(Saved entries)
[Start of section]

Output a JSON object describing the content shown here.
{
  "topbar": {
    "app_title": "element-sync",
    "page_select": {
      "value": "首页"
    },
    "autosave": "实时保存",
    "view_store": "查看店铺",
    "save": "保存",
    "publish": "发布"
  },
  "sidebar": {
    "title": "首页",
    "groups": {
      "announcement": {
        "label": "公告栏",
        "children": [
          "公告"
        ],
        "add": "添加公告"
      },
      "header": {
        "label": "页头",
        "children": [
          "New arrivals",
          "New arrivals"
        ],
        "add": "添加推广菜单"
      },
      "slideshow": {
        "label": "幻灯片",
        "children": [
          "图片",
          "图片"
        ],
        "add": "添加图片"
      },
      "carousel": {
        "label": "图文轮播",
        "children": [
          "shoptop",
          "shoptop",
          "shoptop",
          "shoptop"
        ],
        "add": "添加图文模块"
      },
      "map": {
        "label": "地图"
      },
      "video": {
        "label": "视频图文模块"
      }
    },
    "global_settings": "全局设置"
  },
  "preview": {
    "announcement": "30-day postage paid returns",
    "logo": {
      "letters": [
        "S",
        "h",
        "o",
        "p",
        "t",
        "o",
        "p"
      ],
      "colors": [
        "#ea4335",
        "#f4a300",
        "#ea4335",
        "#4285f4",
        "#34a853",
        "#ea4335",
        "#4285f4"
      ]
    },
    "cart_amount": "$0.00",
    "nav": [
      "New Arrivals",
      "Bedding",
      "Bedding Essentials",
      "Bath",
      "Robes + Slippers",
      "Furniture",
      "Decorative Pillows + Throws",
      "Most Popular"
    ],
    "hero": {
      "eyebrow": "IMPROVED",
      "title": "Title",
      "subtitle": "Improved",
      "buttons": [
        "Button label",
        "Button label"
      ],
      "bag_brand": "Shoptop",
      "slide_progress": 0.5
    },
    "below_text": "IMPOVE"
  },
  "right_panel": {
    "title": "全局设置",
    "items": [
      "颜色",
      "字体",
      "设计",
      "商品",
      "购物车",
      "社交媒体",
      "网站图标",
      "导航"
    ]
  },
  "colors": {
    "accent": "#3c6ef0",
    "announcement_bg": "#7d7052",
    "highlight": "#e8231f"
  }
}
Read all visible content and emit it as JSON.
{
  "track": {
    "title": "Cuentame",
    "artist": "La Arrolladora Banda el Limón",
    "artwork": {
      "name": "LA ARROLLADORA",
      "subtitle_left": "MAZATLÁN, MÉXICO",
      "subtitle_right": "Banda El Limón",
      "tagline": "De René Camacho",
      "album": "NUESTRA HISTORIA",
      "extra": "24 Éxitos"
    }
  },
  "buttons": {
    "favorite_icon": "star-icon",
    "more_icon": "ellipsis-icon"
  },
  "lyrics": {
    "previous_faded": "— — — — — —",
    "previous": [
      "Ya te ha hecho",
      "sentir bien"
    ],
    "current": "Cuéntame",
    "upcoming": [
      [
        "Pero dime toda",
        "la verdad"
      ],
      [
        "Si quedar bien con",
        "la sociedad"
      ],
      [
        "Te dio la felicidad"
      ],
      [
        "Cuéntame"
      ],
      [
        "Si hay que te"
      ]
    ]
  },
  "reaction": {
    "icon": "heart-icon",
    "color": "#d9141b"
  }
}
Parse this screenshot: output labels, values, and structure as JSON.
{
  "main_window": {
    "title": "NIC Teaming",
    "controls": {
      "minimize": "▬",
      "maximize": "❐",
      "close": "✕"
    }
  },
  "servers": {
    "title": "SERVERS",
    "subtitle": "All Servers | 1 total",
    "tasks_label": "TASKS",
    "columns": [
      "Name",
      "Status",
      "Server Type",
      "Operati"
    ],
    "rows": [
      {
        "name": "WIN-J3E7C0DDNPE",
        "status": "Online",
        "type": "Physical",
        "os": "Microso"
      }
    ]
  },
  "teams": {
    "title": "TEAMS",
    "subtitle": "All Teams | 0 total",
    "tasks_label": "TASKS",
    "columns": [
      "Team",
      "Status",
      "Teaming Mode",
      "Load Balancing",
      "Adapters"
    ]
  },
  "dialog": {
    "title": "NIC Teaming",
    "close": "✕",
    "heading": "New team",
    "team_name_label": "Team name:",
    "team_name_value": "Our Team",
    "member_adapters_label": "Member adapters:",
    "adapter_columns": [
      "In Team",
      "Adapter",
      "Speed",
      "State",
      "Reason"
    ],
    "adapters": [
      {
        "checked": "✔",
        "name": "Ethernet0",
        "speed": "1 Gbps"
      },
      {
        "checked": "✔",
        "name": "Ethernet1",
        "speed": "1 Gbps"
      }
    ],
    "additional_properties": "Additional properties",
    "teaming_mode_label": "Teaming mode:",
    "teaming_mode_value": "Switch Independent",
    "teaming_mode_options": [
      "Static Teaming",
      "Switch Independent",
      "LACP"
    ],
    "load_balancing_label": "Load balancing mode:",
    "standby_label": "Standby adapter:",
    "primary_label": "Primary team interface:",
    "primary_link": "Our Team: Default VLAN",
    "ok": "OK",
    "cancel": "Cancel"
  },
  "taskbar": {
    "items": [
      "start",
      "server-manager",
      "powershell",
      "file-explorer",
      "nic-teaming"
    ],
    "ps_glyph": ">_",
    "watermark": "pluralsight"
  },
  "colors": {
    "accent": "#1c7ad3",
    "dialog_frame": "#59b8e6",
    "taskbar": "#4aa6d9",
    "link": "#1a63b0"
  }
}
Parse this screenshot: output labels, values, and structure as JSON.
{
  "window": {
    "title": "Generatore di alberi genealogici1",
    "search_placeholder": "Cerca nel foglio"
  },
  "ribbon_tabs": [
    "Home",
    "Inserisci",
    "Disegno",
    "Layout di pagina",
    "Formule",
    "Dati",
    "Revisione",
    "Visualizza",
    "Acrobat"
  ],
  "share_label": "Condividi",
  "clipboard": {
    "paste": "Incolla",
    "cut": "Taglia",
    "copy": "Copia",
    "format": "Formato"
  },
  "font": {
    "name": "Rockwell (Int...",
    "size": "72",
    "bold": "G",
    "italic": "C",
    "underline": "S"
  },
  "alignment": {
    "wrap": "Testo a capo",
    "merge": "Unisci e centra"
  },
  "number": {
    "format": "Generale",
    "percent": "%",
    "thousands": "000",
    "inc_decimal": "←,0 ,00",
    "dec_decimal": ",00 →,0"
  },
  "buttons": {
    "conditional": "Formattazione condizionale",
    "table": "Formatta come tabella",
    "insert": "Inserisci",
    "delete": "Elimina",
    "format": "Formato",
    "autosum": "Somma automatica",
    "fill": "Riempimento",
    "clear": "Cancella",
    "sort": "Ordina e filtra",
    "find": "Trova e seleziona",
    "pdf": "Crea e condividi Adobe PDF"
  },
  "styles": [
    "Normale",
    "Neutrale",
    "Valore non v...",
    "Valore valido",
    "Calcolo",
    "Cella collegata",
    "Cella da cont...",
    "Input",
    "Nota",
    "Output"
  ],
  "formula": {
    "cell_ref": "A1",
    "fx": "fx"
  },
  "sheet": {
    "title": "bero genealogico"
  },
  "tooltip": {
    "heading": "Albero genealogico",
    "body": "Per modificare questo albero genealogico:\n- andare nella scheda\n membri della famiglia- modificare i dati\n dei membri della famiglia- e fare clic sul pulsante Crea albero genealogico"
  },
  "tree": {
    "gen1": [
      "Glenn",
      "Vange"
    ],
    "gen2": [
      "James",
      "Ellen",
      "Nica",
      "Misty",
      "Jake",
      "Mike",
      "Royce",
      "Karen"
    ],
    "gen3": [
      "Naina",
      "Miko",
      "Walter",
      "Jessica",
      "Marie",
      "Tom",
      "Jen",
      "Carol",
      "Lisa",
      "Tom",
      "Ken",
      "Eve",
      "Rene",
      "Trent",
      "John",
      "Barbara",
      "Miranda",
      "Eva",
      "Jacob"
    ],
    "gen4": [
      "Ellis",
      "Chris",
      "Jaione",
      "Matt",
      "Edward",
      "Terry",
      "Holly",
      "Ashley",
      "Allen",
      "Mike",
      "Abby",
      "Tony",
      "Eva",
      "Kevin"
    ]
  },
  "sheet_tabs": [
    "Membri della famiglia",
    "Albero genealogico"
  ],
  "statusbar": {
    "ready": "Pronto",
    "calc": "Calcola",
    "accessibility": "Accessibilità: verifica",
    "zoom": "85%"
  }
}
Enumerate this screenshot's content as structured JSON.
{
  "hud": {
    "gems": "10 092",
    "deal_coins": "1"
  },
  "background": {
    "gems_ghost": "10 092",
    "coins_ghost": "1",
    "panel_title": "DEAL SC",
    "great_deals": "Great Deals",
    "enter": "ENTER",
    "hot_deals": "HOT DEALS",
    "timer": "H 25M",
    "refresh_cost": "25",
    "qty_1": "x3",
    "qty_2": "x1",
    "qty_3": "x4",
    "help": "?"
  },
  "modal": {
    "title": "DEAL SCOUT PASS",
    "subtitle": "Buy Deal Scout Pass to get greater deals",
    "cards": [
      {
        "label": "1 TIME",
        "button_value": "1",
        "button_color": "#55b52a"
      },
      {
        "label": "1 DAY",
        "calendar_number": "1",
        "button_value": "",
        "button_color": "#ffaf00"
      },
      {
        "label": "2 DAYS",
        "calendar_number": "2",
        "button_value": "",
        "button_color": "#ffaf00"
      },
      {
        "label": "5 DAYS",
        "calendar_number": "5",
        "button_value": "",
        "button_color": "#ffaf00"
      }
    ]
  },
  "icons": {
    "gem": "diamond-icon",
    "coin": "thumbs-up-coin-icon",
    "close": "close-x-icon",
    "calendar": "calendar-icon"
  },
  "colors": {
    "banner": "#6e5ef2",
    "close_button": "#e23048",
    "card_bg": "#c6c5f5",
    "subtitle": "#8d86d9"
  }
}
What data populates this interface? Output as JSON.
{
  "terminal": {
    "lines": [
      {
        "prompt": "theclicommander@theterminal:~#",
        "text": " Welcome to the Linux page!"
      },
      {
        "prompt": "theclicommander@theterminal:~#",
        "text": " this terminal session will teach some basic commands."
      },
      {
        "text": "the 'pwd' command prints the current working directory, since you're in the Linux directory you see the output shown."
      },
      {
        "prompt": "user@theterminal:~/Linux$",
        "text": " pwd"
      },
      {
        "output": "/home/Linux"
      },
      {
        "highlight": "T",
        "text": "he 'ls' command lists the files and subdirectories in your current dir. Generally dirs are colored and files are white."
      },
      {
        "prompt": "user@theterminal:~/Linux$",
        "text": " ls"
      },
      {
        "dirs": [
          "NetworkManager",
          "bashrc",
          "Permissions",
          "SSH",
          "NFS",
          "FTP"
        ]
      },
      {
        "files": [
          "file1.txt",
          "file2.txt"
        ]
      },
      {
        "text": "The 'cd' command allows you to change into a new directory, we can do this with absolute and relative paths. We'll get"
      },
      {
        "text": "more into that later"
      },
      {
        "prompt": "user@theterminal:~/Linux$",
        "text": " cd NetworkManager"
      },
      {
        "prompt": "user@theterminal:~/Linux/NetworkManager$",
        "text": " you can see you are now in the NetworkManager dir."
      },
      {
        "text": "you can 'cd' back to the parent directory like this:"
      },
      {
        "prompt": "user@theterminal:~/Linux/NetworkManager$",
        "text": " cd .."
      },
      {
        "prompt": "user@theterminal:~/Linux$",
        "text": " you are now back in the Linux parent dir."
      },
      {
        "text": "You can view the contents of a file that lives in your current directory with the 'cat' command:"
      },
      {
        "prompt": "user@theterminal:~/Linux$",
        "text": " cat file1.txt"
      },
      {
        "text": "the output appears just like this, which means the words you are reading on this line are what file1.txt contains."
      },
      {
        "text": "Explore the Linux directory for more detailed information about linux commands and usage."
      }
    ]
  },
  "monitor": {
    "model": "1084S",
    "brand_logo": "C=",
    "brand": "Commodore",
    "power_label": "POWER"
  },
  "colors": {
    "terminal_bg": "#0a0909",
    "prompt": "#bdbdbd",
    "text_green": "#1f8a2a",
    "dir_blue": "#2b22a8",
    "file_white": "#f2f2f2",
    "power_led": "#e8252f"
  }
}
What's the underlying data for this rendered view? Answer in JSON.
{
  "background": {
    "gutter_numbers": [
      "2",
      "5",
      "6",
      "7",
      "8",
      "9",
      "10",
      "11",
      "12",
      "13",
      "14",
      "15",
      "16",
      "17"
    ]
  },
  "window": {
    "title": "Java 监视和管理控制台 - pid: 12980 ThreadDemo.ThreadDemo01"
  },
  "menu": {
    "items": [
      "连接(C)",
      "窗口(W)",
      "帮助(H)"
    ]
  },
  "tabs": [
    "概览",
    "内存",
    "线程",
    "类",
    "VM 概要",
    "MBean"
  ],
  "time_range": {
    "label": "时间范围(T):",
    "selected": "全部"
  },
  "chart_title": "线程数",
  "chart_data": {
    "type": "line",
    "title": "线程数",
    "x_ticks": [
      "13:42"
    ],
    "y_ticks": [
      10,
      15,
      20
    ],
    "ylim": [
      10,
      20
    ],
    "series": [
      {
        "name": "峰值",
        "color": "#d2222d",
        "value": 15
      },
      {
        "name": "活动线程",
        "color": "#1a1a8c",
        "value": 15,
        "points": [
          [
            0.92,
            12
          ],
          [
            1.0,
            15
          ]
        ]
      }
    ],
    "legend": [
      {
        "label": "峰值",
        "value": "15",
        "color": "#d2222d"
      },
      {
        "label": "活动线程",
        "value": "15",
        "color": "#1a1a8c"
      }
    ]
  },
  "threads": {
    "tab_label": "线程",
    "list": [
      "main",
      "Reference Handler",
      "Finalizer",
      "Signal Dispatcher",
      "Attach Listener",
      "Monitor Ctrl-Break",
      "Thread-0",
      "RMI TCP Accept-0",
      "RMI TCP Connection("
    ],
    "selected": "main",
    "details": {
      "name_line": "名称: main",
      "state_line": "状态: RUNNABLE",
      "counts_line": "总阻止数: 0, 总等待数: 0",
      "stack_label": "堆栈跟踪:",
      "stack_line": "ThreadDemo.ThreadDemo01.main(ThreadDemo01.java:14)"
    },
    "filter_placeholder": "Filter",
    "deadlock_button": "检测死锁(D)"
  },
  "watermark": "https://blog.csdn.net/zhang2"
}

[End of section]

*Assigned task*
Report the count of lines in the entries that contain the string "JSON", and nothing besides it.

*Exercise response*
7